Long-Duration Spaceflight Increases Depth Ambiguity of Reversible Perspective Figures

PLoS One. 2015 Jul 6;10(7):e0132317. doi: 10.1371/journal.pone.0132317. eCollection 2015.

Abstract
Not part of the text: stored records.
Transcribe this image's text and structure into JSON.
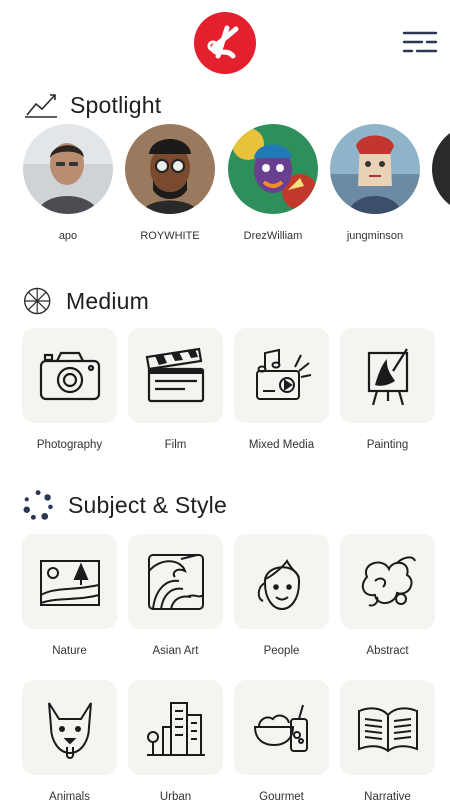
{
  "header": {
    "logo_icon": "k-logo-icon",
    "menu_icon": "filter-menu-icon",
    "brand_color": "#e5202e"
  },
  "spotlight": {
    "title": "Spotlight",
    "creators": [
      {
        "name": "apo"
      },
      {
        "name": "ROYWHITE"
      },
      {
        "name": "DrezWilliam"
      },
      {
        "name": "jungminson"
      }
    ]
  },
  "medium": {
    "title": "Medium",
    "items": [
      {
        "label": "Photography",
        "icon": "camera-icon"
      },
      {
        "label": "Film",
        "icon": "clapperboard-icon"
      },
      {
        "label": "Mixed Media",
        "icon": "mixed-media-icon"
      },
      {
        "label": "Painting",
        "icon": "easel-icon"
      }
    ]
  },
  "subject": {
    "title": "Subject & Style",
    "items": [
      {
        "label": "Nature",
        "icon": "landscape-icon"
      },
      {
        "label": "Asian Art",
        "icon": "wave-icon"
      },
      {
        "label": "People",
        "icon": "face-icon"
      },
      {
        "label": "Abstract",
        "icon": "abstract-icon"
      },
      {
        "label": "Animals",
        "icon": "dog-icon"
      },
      {
        "label": "Urban",
        "icon": "buildings-icon"
      },
      {
        "label": "Gourmet",
        "icon": "food-icon"
      },
      {
        "label": "Narrative",
        "icon": "book-icon"
      }
    ]
  }
}
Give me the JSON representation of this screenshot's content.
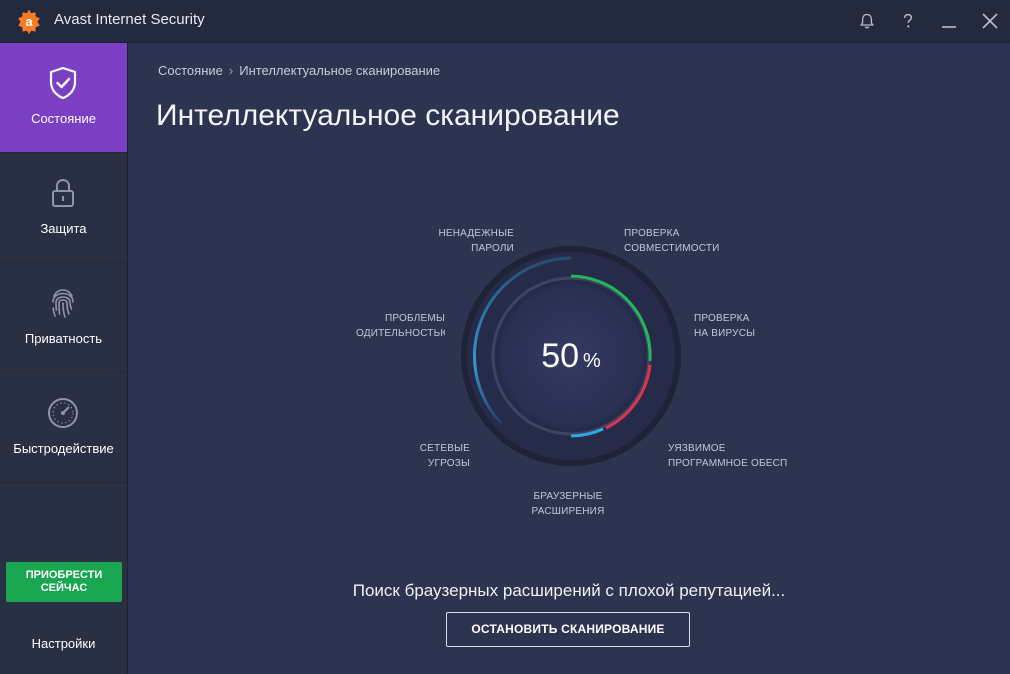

The objective of this study was to investigate depth perception in astronauts during and after spaceflight by studying their sensitivity to reversible perspective figures in which two-dimensional images could elicit two possible depth representations. Other ambiguous figures that did not give rise to a perception of illusory depth were used as controls. Six astronauts and 14 subjects were tested in the laboratory during three sessions for evaluating the variability of their responses in normal gravity. The six astronauts were then tested during four sessions while on board the International Space Station for 5-6 months. They were finally tested immediately after return to Earth and up to one week later. The reaction time decreased throughout the sessions, thus indicating a learning effect. However, the time to first percept reversal and the number of reversals were not different in orbit and after the flight compared to before the flight. On Earth, when watching depth-ambiguous perspective figures, all subjects reported seeing one three-dimensional interpretation more often than the other, i.e. a ratio of about 70-30%. In weightlessness this asymmetry gradually disappeared and after 3 months in orbit both interpretations were seen for the same duration. These results indicate that the perception of "illusory" depth is altered in astronauts during spaceflight. This increased depth ambiguity is attributed to the lack of the gravitational reference and the eye-ground elevation for interpreting perspective depth cues.

Publication types

  • Research Support, Non-U.S. Gov't

MeSH terms

  • Adult
  • Astronauts*
  • Depth Perception / physiology*
  • Female
  • Humans
  • Male
  • Middle Aged
  • Orientation / physiology
  • Photic Stimulation
  • Space Flight*
  • Young Adult

Grant support

This research was supported by the European Space Agency (GC) and the Centre National d’Etudes Spatiales (GC). The funders had no role in study design, data collection and analysis, decision to publish, or preparation of the manuscript.